Hollywood’s Most Powerful Women Launch Campaign to Stand-Up Against Sexual Harassment

Hollywood’s Most Powerful Women Launch Campaign to Stand-Up Against Sexual Harassment

Words Tori West

2017 was the year women fought back, and in 2018, we’re still fighting.

Driven to correct the power imbalance within ‘blue-collar’ working environments, 300 prominent actors, female agents, writers, directions, entertainment execs and producers have come together to fight against sexual harassment in Hollywood.
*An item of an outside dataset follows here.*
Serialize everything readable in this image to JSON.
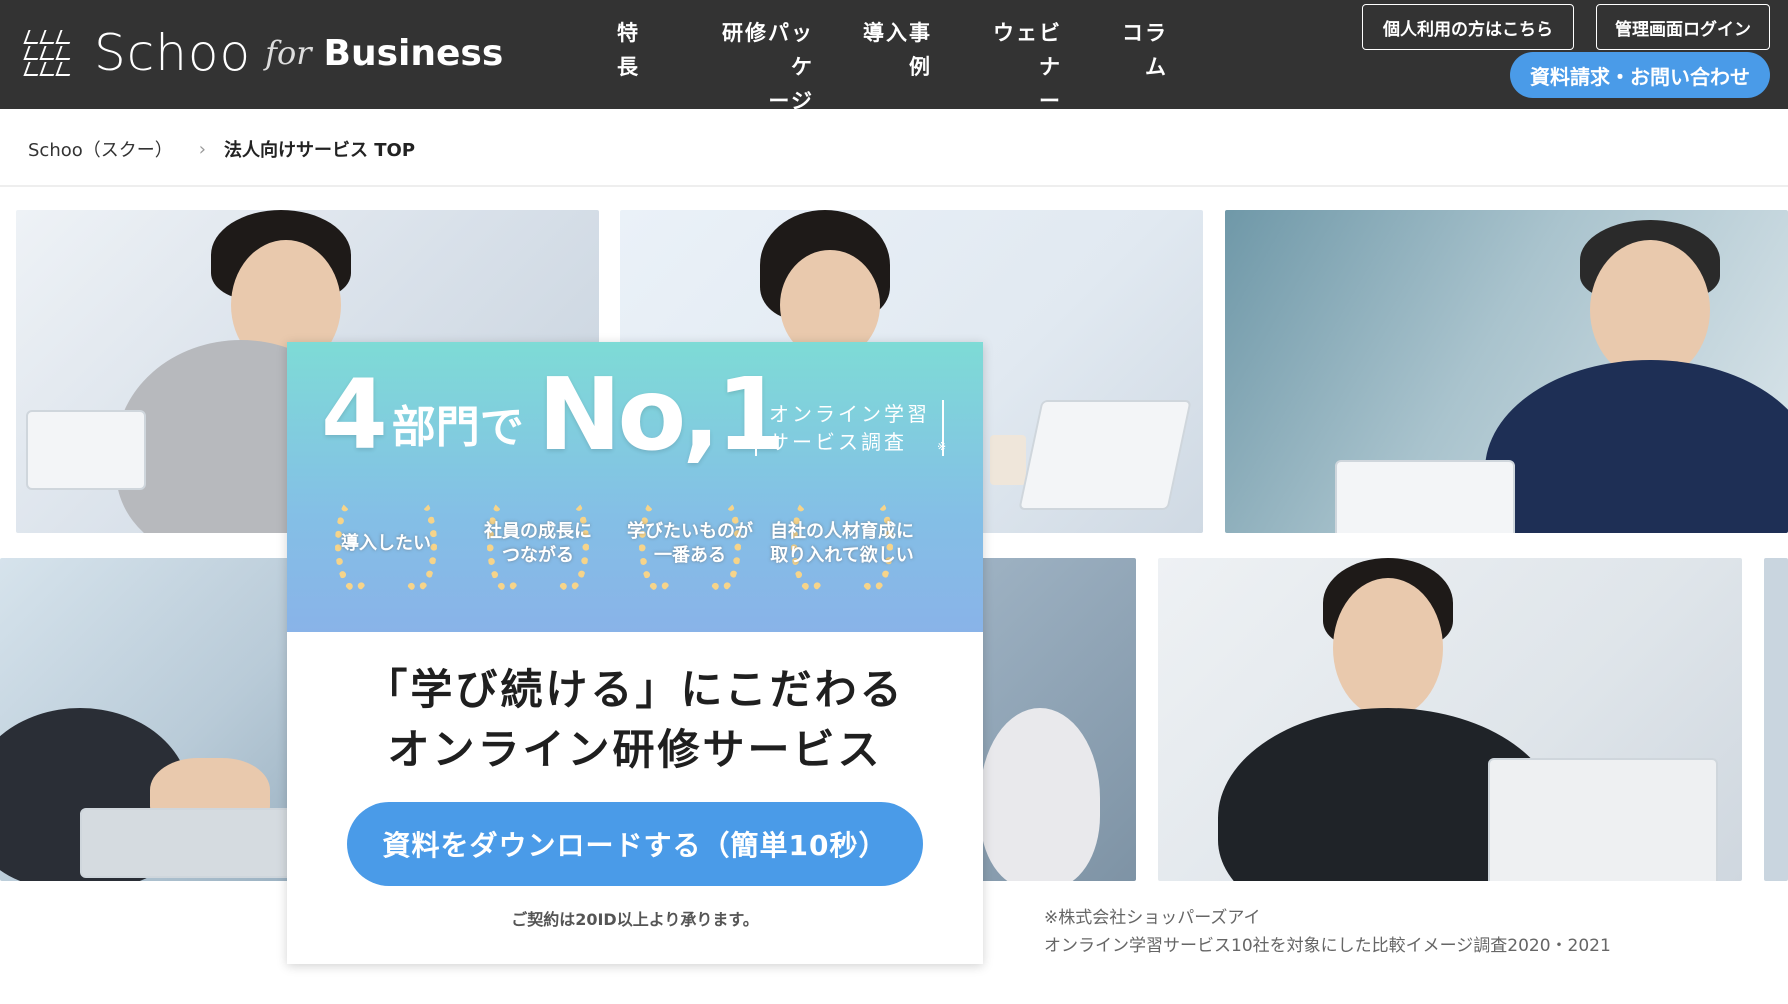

Time’s Up pledges to support both female and male victims of sexual harassment in the workplace and has been signed by hundreds of women in show business. “The struggle for women to break in, to rise up the ranks and to simply be heard and acknowledged in male-dominated workplaces must end; time’s up on this impenetrable monopoly,” the letter says.

The initiative includes:
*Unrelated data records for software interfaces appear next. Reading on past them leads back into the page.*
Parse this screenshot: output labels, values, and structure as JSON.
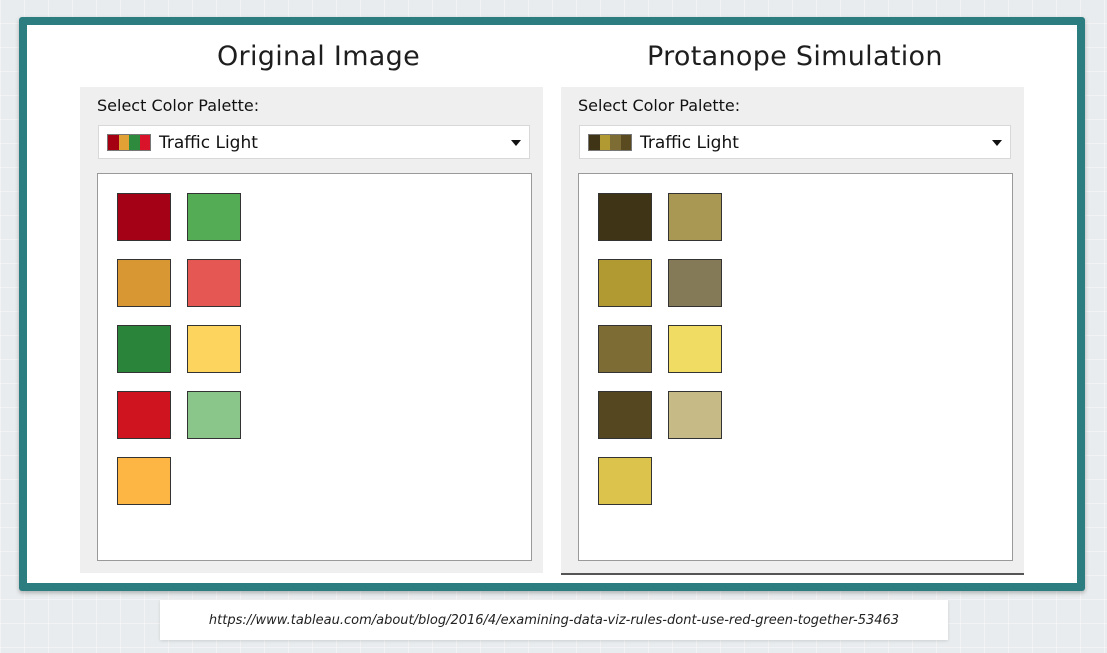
{
  "titles": {
    "left": "Original Image",
    "right": "Protanope Simulation"
  },
  "panels": {
    "left": {
      "label": "Select Color Palette:",
      "palette_name": "Traffic Light",
      "preview_colors": [
        "#a40012",
        "#e2a134",
        "#2e8b3d",
        "#d8132a"
      ],
      "swatches": [
        {
          "color": "#a40016",
          "col": 0,
          "row": 0
        },
        {
          "color": "#54ad54",
          "col": 1,
          "row": 0
        },
        {
          "color": "#d99733",
          "col": 0,
          "row": 1
        },
        {
          "color": "#e45753",
          "col": 1,
          "row": 1
        },
        {
          "color": "#2a8439",
          "col": 0,
          "row": 2
        },
        {
          "color": "#fdd55e",
          "col": 1,
          "row": 2
        },
        {
          "color": "#d0141f",
          "col": 0,
          "row": 3
        },
        {
          "color": "#8ac68a",
          "col": 1,
          "row": 3
        },
        {
          "color": "#fdb543",
          "col": 0,
          "row": 4
        }
      ]
    },
    "right": {
      "label": "Select Color Palette:",
      "palette_name": "Traffic Light",
      "preview_colors": [
        "#3f3516",
        "#b29a32",
        "#7e6c35",
        "#5a4a1f"
      ],
      "swatches": [
        {
          "color": "#3f3516",
          "col": 0,
          "row": 0
        },
        {
          "color": "#a89853",
          "col": 1,
          "row": 0
        },
        {
          "color": "#b29a32",
          "col": 0,
          "row": 1
        },
        {
          "color": "#857a57",
          "col": 1,
          "row": 1
        },
        {
          "color": "#7e6c35",
          "col": 0,
          "row": 2
        },
        {
          "color": "#f0dc62",
          "col": 1,
          "row": 2
        },
        {
          "color": "#554820",
          "col": 0,
          "row": 3
        },
        {
          "color": "#c6bb86",
          "col": 1,
          "row": 3
        },
        {
          "color": "#dcc44c",
          "col": 0,
          "row": 4
        }
      ]
    }
  },
  "source_url": "https://www.tableau.com/about/blog/2016/4/examining-data-viz-rules-dont-use-red-green-together-53463",
  "colors": {
    "frame": "#2b7d80",
    "panel_bg": "#efefef"
  }
}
A legal defence fund, backed by $13 million in donations, to help less privileged women — such as janitors, nurses and workers at farms, factories, restaurants and hotels — protect themselves from sexual misconduct and the fallout from reporting it.

Legislation to penalise companies that tolerate persistent harassment, and to discourage the use of nondisclosure agreements to silence victims.

A drive to reach gender parity at studios and talent agencies that have already begun making headway.

A request that women that walk the red carpet at the Golden Globes speak out and raise awareness by wearing black.

Initiative members include Ashley Judd, Eva Longoria, America Ferrera, Natalie Portman, Emma Stone and Reese Witherspoon and Maria Eitel, the co-chairwoman of the Nike Foundation.

“People were moved so viscerally,” said Eitel, who helps moderate Time’s Up meetings. “They didn’t come together because they wanted to whine or complain, or tell a story or bemoan. They came together because they intended to act. There was almost a ferociousness to it, especially in the first meetings.”

At the end of 2017, TIME magazine announced ‘The Silence Breakers’ as their person of the year, honouring the women who spoke up about their own sexual harassment experiences during the #Metoo movement. Between October and December 2017, the hashtag was used on Twitter and Facebook more than six million times.